For the data that follows, report how many lines include the string "icon", and write the number alone.

Website and app data records:
────────────────────
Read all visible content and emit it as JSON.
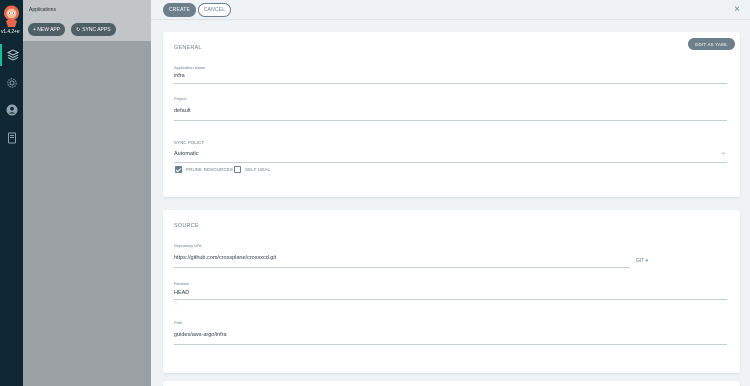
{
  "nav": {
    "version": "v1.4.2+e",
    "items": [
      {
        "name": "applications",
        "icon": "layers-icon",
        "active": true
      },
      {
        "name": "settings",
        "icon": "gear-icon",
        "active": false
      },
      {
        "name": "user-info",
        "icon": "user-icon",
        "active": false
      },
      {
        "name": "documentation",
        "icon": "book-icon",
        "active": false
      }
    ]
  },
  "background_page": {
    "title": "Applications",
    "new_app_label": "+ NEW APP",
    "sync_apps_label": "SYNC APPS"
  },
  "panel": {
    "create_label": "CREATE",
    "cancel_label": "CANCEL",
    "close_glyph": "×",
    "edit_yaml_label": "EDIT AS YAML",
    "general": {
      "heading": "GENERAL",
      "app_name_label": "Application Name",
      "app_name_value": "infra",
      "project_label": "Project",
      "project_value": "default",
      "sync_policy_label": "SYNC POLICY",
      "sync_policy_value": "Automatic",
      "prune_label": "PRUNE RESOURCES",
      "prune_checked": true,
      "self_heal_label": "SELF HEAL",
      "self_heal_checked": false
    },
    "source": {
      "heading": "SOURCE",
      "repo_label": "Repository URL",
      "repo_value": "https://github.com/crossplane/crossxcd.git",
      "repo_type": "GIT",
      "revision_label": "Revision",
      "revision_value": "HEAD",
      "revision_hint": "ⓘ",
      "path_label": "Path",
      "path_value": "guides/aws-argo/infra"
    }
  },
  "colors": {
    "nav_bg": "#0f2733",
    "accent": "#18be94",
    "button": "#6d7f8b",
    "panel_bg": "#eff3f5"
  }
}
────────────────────
● OUTPUT OF THE EXERCISE
4